My interpretation of the rose still life by Julie Powell was created using Photoshop and onOne. I eliminated the dark triangle in the upper left and cloned out the canvas. I added a bit more cloth using cloning on a new layer and masks. Then I used a photo of mine of roses as an overlay on the cloth. Finally a bit of web.
My version was created using Lightroom to straighten it, cropped it to put the focus on the room, and brought out the details in the shadows a bit. Then I used onOne enhancements and effects, added to layers with different blending modes in Photoshop. I wanted to give Y. Prior’s photo of the lobby of The Jefferson Hotel in Richmond, Virginia, an old time effect without making it black and white. I added a photograph of my grandmother, Florrie James (ne Kennedy) taken when she was 18 years old, October 1, 1905, in Perth, Australia.
Robin Kent’s original (below) was perfect. I straightened the Ferris wheel and darkened the sky in Lightroom. Then in Photoshop, added wisps of mist, and stars to make it mystical (above).
In 1956 when I was seven my mother and I moved to London. It was my job to light the coal fire in our flat at Queensborough Terrace, near Kensington Gardens. Central heating was not common then; therefore, London was a much foggier place. I remember fogs so thick it was hard to see a yard ahead. Coal fires helped create smog, a mix of smoke and fog. Yellow smog was tinged by the Sulphur in the coal. They were called “pea soupers”. The Great Smog of 1952 (Wikipedia) killed many Londoners. Dirty unwashed and untreated coals were eventually banned and smoke free coals and fuels used instead. Now central heating is the norm and fireplaces occasionally used to create ambience.
The original “castle” by Bren Ryan of RyanPhotography was dark (on purpose I’m sure) so first I opened up the shadows in Lightroom. I felt that the castle needed some breathing space and some interest in the sky. To do that I masked the castle in Photoshop and imported a suitable background of my own, taken in Panama 5/21/2014, to place behind it. I selected the water and duplicated it as a layer and stretched it to fill the bottom and stretched part of it to fill the area on the bottom left. I blended it in by cloning and masking then merged those layers. Lastly, I brought it into onOne for a few more adjustments.
To show it can be done, I took some extra time to remove the dead branches. Not 100% perfect but it will do.
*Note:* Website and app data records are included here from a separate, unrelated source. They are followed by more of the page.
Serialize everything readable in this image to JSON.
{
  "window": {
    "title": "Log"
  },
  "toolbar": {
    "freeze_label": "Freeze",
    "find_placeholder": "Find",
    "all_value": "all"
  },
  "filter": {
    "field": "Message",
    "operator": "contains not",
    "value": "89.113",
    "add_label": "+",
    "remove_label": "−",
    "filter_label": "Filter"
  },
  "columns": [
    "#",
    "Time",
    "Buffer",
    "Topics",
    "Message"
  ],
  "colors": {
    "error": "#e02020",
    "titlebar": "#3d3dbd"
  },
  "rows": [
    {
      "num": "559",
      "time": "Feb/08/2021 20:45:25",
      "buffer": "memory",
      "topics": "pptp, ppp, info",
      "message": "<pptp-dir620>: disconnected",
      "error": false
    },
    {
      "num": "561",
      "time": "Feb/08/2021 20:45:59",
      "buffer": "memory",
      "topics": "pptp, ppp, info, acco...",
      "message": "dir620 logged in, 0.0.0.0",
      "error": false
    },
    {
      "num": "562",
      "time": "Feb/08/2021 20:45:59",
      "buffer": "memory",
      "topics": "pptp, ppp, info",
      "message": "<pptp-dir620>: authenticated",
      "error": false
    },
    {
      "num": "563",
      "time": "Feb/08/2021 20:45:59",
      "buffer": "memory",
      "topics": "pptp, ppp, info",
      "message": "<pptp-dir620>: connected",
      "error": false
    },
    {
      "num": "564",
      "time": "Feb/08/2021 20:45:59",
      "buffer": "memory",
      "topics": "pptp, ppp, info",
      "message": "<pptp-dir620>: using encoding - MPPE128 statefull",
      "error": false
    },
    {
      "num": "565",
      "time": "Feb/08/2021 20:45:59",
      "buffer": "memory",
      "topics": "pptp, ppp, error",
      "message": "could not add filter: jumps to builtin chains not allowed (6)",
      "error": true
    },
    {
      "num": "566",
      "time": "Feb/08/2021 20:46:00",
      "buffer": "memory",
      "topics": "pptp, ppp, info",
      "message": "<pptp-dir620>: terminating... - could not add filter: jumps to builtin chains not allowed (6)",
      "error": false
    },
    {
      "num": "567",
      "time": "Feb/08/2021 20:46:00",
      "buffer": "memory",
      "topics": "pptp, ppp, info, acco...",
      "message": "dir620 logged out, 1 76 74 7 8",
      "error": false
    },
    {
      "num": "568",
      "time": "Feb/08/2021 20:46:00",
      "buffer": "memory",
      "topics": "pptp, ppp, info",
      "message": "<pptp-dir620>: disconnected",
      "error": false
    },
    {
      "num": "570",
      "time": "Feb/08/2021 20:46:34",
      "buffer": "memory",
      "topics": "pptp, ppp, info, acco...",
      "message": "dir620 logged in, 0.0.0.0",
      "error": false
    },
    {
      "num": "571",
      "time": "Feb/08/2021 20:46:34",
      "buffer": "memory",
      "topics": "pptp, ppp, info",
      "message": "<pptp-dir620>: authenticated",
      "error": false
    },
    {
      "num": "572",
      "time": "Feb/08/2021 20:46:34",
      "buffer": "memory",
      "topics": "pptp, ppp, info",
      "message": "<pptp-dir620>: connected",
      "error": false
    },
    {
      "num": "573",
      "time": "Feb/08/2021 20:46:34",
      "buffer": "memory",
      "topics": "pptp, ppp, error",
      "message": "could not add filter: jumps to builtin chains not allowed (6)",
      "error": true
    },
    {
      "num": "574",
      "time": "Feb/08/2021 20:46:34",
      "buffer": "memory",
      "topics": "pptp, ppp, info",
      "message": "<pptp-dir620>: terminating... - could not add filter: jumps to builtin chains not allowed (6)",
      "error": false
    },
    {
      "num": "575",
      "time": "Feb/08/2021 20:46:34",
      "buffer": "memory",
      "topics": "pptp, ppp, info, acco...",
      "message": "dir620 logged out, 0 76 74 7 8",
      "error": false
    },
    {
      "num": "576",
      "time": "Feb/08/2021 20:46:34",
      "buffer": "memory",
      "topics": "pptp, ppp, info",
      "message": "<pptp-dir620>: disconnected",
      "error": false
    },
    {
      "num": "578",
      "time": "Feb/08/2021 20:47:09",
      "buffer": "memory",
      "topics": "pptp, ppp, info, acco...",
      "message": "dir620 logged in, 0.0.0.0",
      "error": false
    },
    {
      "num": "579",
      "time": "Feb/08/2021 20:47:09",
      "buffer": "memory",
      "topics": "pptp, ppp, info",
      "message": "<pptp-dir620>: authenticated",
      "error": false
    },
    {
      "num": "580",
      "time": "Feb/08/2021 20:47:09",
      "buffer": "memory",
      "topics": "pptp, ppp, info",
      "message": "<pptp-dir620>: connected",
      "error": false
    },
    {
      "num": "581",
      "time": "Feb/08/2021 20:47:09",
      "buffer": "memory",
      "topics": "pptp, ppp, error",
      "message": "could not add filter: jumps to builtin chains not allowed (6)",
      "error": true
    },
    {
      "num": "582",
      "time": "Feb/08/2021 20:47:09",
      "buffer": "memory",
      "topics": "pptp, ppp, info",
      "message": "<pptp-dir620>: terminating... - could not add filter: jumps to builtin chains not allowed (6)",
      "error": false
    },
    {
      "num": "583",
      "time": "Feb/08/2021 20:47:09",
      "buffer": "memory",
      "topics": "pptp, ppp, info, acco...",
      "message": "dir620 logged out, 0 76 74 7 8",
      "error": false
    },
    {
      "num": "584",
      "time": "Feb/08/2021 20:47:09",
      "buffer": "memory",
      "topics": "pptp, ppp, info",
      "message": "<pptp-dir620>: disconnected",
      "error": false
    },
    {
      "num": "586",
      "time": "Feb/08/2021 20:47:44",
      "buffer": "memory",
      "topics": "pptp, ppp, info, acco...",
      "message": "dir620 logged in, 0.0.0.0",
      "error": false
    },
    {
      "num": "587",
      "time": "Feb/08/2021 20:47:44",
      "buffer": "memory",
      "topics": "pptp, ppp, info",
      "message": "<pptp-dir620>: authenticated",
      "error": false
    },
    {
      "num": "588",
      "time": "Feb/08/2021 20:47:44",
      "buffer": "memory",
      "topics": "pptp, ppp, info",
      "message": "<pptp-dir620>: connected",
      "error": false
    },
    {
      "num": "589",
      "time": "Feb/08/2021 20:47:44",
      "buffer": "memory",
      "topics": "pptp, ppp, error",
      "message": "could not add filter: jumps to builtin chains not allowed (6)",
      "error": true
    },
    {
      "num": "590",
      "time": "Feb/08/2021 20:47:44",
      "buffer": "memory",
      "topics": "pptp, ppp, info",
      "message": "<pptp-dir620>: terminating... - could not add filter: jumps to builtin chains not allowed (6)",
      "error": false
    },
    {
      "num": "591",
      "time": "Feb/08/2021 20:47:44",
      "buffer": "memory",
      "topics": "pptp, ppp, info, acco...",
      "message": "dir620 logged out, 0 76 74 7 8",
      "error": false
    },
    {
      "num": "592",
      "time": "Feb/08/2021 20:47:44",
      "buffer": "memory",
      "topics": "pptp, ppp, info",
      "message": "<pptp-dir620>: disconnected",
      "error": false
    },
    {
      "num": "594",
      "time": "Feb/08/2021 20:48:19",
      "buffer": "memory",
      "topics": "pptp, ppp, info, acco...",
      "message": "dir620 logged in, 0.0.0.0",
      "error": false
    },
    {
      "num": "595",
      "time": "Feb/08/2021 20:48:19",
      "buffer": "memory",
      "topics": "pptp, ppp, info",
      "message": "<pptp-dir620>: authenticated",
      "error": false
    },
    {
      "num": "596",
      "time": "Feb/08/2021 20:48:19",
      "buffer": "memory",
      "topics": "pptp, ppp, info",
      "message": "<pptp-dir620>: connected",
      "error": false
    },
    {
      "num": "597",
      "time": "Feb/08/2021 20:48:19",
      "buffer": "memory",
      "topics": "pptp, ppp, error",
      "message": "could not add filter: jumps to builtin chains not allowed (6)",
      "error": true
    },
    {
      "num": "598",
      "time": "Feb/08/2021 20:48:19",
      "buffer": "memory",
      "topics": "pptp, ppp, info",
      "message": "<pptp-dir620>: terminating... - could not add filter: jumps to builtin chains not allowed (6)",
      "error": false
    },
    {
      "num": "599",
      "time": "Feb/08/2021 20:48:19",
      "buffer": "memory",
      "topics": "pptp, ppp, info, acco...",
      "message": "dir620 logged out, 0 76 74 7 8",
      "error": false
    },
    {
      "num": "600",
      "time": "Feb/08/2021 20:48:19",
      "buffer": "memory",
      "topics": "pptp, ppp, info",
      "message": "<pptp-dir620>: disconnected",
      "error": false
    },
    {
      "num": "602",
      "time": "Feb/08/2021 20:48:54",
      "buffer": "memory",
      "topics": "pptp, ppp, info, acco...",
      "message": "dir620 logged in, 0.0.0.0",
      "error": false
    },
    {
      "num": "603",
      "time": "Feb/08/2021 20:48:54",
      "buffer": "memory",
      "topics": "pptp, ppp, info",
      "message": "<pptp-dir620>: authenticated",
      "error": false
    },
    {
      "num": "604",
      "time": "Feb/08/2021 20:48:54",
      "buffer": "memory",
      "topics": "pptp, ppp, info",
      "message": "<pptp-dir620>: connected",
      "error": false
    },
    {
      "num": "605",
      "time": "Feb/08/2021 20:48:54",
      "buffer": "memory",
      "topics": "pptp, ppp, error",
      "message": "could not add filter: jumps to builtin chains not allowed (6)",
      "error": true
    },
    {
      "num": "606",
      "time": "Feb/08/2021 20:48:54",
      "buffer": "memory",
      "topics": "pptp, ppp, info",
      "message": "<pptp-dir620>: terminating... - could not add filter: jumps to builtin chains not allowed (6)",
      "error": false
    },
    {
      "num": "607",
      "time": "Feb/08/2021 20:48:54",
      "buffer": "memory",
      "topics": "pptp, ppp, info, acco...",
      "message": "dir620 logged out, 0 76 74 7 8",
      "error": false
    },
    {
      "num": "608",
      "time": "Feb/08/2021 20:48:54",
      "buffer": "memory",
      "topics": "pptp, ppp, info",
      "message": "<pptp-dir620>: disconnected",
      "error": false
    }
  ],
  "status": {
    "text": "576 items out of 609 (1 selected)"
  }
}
I wanted to change the light and make it a bit more romantic. To do that I used two other photos, one of a sunrise and another of a flowery meadow. In Photoshop I masked parts of them off. I also used overlays; a photo filter to put a little blue back in and a warming filter. The screen capture shows how I masked the layers.
I edited Cee Neuner’s photo of a barn donated for the April One Photo Focus challenge. After some Lightroom tweaks I brought it into Photoshop. I used spot healing, content aware fill, and cloning to remove the modern electrical wires. Then I used on1 to add a subtle antiqued look. After that I added adjustment layers in Photoshop; such as, color inversions, overlays, brightening and darkening, colored gradient, and grayscale. I converted a copy of the image layer to outlines and inverted it which created white outlines on the flowers to give it a bit of extra punch. I changed the color of the roof and brushed in a patina, added some early morning mist, and my final added flourish is the weathervane (open source).
I used the photo by Nancy Merill of Adams Memorial Shakespearean Theater donated and created for this for the March One Photo Focus (AB Friday) challenge. I use many multiple layers in Photoshop; such as color inversions and overlays, brightening and darkening, etc. until it had the look I was after.
I edited Stacie’s ship in Lightroom, Photoshop and on1 for the One Photo Focus post. The ship was closely cropped so I added an image of my own of showing London Bridge and a barge in the Thames, London.